→ EXERCISE INSTRUCTIONS
Retype all the records below exactly as they are, with no image carried over.

TASK MATERIAL START

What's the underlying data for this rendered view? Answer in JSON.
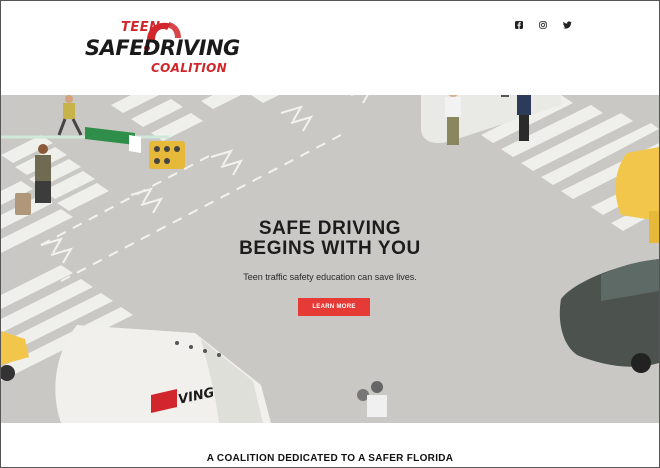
{
  "logo": {
    "teen": "TEEN",
    "safe": "SAFE",
    "driving": "DRIVING",
    "coalition": "COALITION"
  },
  "social": [
    {
      "icon": "facebook-icon"
    },
    {
      "icon": "instagram-icon"
    },
    {
      "icon": "twitter-icon"
    }
  ],
  "hero": {
    "title_line1": "SAFE DRIVING",
    "title_line2": "BEGINS WITH YOU",
    "subtitle": "Teen traffic safety education can save lives.",
    "cta_label": "LEARN MORE",
    "truck_text": "VING"
  },
  "section": {
    "title": "A COALITION DEDICATED TO A SAFER FLORIDA"
  },
  "colors": {
    "accent": "#e53a35",
    "brand_red": "#d1262b",
    "road": "#c9c8c4"
  }
}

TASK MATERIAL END

→ ANSWER TO THIS EXERCISE
What's the underlying data for this rendered view? Answer in JSON.
{
  "logo": {
    "teen": "TEEN",
    "safe": "SAFE",
    "driving": "DRIVING",
    "coalition": "COALITION"
  },
  "social": [
    {
      "icon": "facebook-icon"
    },
    {
      "icon": "instagram-icon"
    },
    {
      "icon": "twitter-icon"
    }
  ],
  "hero": {
    "title_line1": "SAFE DRIVING",
    "title_line2": "BEGINS WITH YOU",
    "subtitle": "Teen traffic safety education can save lives.",
    "cta_label": "LEARN MORE",
    "truck_text": "VING"
  },
  "section": {
    "title": "A COALITION DEDICATED TO A SAFER FLORIDA"
  },
  "colors": {
    "accent": "#e53a35",
    "brand_red": "#d1262b",
    "road": "#c9c8c4"
  }
}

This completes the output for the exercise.